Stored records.
____________
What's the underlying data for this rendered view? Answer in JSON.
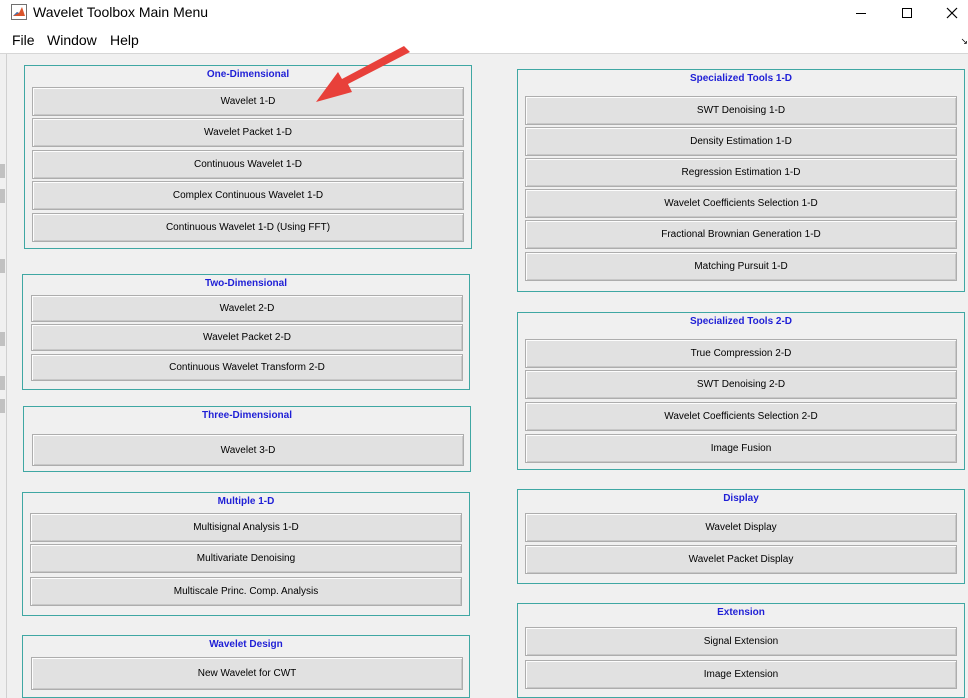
{
  "window": {
    "title": "Wavelet Toolbox Main Menu",
    "minimize_icon": "minimize-icon",
    "maximize_icon": "maximize-icon",
    "close_icon": "close-icon"
  },
  "menu": {
    "items": [
      "File",
      "Window",
      "Help"
    ],
    "corner": "↘"
  },
  "colors": {
    "panel_border": "#3fa7a3",
    "panel_title": "#1f1fd6",
    "annotation_arrow": "#e8403a"
  },
  "panels": {
    "one_d": {
      "title": "One-Dimensional",
      "buttons": [
        "Wavelet 1-D",
        "Wavelet Packet 1-D",
        "Continuous Wavelet 1-D",
        "Complex Continuous Wavelet 1-D",
        "Continuous Wavelet 1-D (Using FFT)"
      ]
    },
    "two_d": {
      "title": "Two-Dimensional",
      "buttons": [
        "Wavelet 2-D",
        "Wavelet Packet 2-D",
        "Continuous Wavelet Transform 2-D"
      ]
    },
    "three_d": {
      "title": "Three-Dimensional",
      "buttons": [
        "Wavelet 3-D"
      ]
    },
    "multiple_1d": {
      "title": "Multiple 1-D",
      "buttons": [
        "Multisignal Analysis 1-D",
        "Multivariate Denoising",
        "Multiscale Princ. Comp. Analysis"
      ]
    },
    "wavelet_design": {
      "title": "Wavelet Design",
      "buttons": [
        "New Wavelet for CWT"
      ]
    },
    "spec_1d": {
      "title": "Specialized Tools 1-D",
      "buttons": [
        "SWT Denoising 1-D",
        "Density Estimation 1-D",
        "Regression Estimation 1-D",
        "Wavelet Coefficients Selection 1-D",
        "Fractional Brownian Generation 1-D",
        "Matching Pursuit 1-D"
      ]
    },
    "spec_2d": {
      "title": "Specialized Tools 2-D",
      "buttons": [
        "True Compression 2-D",
        "SWT Denoising 2-D",
        "Wavelet Coefficients Selection 2-D",
        "Image Fusion"
      ]
    },
    "display": {
      "title": "Display",
      "buttons": [
        "Wavelet Display",
        "Wavelet Packet Display"
      ]
    },
    "extension": {
      "title": "Extension",
      "buttons": [
        "Signal Extension",
        "Image Extension"
      ]
    }
  }
}
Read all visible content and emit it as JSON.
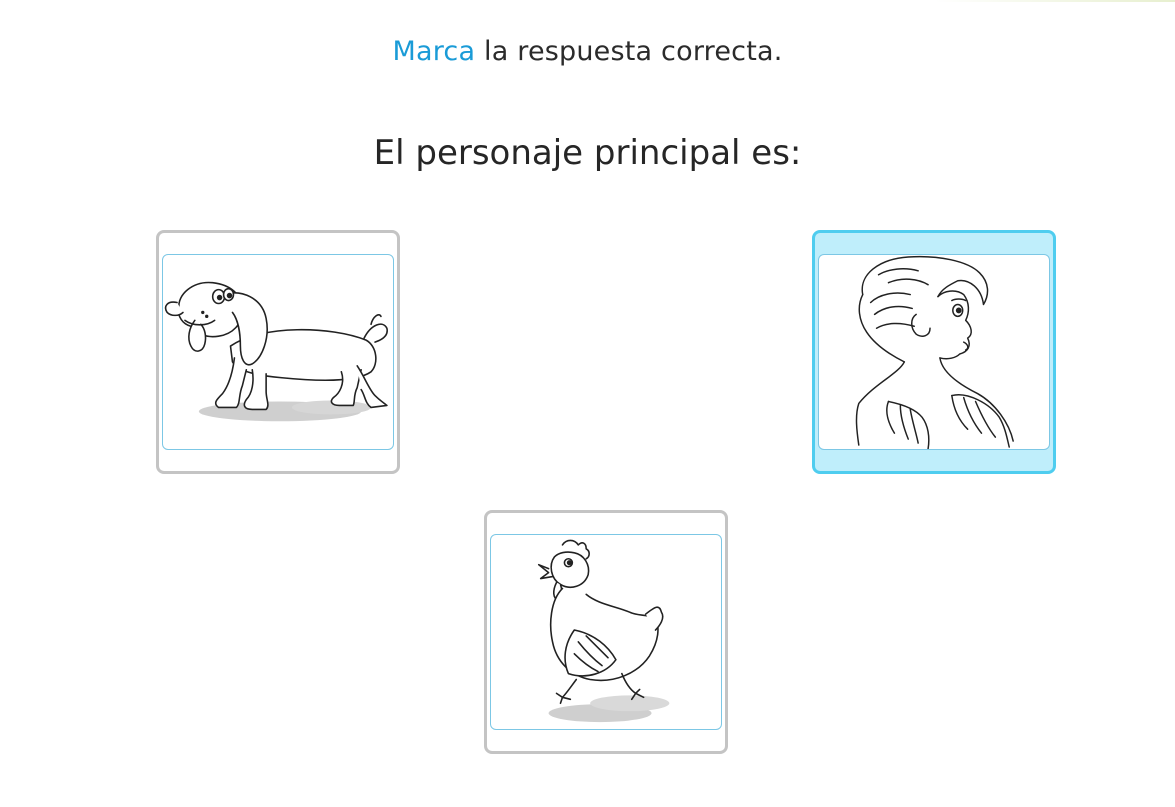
{
  "instruction": {
    "verb": "Marca",
    "rest": " la respuesta correcta."
  },
  "question": "El personaje principal es:",
  "options": [
    {
      "label": "perro",
      "icon": "dog-illustration",
      "selected": false
    },
    {
      "label": "niño con alas",
      "icon": "winged-boy-illustration",
      "selected": true
    },
    {
      "label": "gallina",
      "icon": "hen-illustration",
      "selected": false
    }
  ],
  "colors": {
    "accent": "#1a9bd7",
    "selected_border": "#4fcdef",
    "selected_fill": "#bfeefb",
    "frame": "#7cc7e5",
    "card_border": "#c4c4c4"
  }
}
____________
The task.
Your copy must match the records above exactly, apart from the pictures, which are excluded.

Exercise solution.
What's the underlying data for this rendered view? Answer in JSON.
{
  "window": {
    "title": "Wavelet Toolbox Main Menu",
    "minimize_icon": "minimize-icon",
    "maximize_icon": "maximize-icon",
    "close_icon": "close-icon"
  },
  "menu": {
    "items": [
      "File",
      "Window",
      "Help"
    ],
    "corner": "↘"
  },
  "colors": {
    "panel_border": "#3fa7a3",
    "panel_title": "#1f1fd6",
    "annotation_arrow": "#e8403a"
  },
  "panels": {
    "one_d": {
      "title": "One-Dimensional",
      "buttons": [
        "Wavelet 1-D",
        "Wavelet Packet 1-D",
        "Continuous Wavelet 1-D",
        "Complex Continuous Wavelet 1-D",
        "Continuous Wavelet 1-D (Using FFT)"
      ]
    },
    "two_d": {
      "title": "Two-Dimensional",
      "buttons": [
        "Wavelet 2-D",
        "Wavelet Packet 2-D",
        "Continuous Wavelet Transform 2-D"
      ]
    },
    "three_d": {
      "title": "Three-Dimensional",
      "buttons": [
        "Wavelet 3-D"
      ]
    },
    "multiple_1d": {
      "title": "Multiple 1-D",
      "buttons": [
        "Multisignal Analysis 1-D",
        "Multivariate Denoising",
        "Multiscale Princ. Comp. Analysis"
      ]
    },
    "wavelet_design": {
      "title": "Wavelet Design",
      "buttons": [
        "New Wavelet for CWT"
      ]
    },
    "spec_1d": {
      "title": "Specialized Tools 1-D",
      "buttons": [
        "SWT Denoising 1-D",
        "Density Estimation 1-D",
        "Regression Estimation 1-D",
        "Wavelet Coefficients Selection 1-D",
        "Fractional Brownian Generation 1-D",
        "Matching Pursuit 1-D"
      ]
    },
    "spec_2d": {
      "title": "Specialized Tools 2-D",
      "buttons": [
        "True Compression 2-D",
        "SWT Denoising 2-D",
        "Wavelet Coefficients Selection 2-D",
        "Image Fusion"
      ]
    },
    "display": {
      "title": "Display",
      "buttons": [
        "Wavelet Display",
        "Wavelet Packet Display"
      ]
    },
    "extension": {
      "title": "Extension",
      "buttons": [
        "Signal Extension",
        "Image Extension"
      ]
    }
  }
}
Read all visible content and emit it as JSON.
{
  "instruction": {
    "verb": "Marca",
    "rest": " la respuesta correcta."
  },
  "question": "El personaje principal es:",
  "options": [
    {
      "label": "perro",
      "icon": "dog-illustration",
      "selected": false
    },
    {
      "label": "niño con alas",
      "icon": "winged-boy-illustration",
      "selected": true
    },
    {
      "label": "gallina",
      "icon": "hen-illustration",
      "selected": false
    }
  ],
  "colors": {
    "accent": "#1a9bd7",
    "selected_border": "#4fcdef",
    "selected_fill": "#bfeefb",
    "frame": "#7cc7e5",
    "card_border": "#c4c4c4"
  }
}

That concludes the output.